Problem description. Lift out each line of the data that holds "icon".

Records for this exercise.
*** Begin section ***

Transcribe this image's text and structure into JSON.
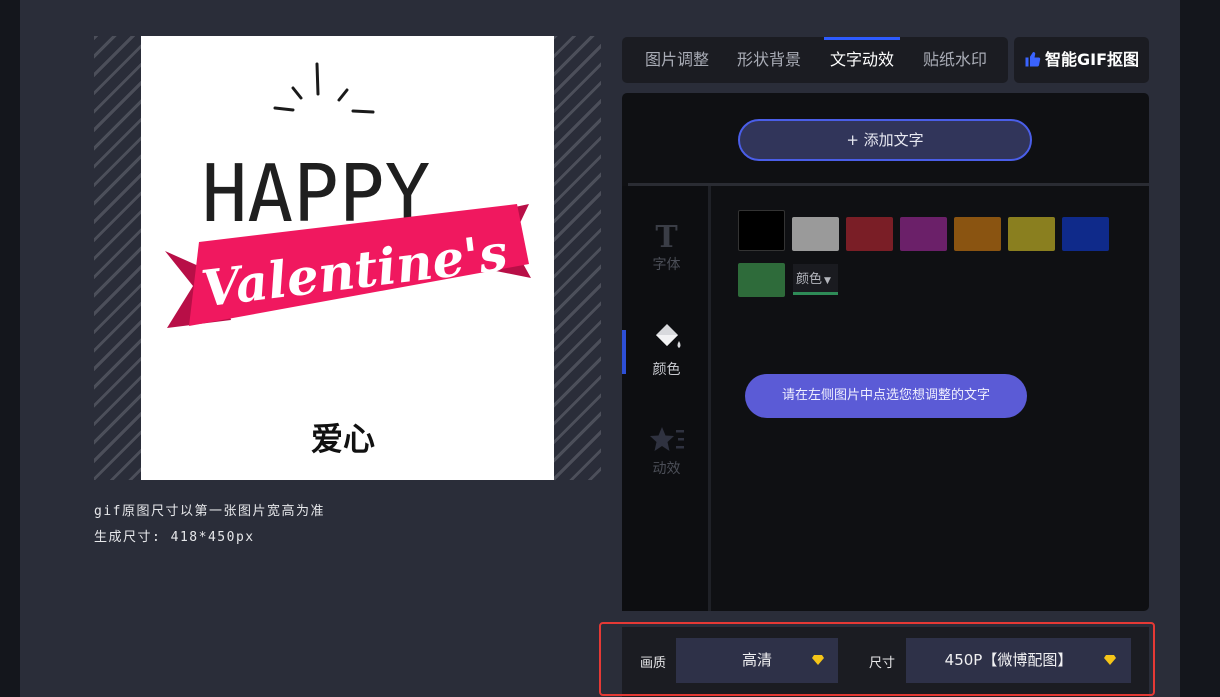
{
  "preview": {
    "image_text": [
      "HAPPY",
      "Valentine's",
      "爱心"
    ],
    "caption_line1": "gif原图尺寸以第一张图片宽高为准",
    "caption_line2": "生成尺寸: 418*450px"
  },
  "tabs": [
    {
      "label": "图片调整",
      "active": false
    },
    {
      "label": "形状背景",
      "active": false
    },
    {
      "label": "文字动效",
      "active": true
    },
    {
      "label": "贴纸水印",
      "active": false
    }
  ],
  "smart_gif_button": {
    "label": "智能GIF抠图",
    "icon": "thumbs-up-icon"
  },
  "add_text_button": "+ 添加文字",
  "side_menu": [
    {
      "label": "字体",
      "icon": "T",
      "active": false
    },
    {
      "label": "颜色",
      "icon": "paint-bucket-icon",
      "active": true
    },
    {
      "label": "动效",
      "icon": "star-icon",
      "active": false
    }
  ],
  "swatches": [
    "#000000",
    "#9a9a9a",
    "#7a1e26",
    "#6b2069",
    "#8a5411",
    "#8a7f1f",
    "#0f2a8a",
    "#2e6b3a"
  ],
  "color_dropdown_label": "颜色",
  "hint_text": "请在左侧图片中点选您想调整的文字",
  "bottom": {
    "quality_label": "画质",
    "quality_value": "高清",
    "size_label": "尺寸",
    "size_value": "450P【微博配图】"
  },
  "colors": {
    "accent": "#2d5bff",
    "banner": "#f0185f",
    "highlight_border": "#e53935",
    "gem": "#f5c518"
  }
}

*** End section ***

Result below.
    "icon": "thumbs-up-icon"
      "icon": "T",
      "icon": "paint-bucket-icon",
      "icon": "star-icon",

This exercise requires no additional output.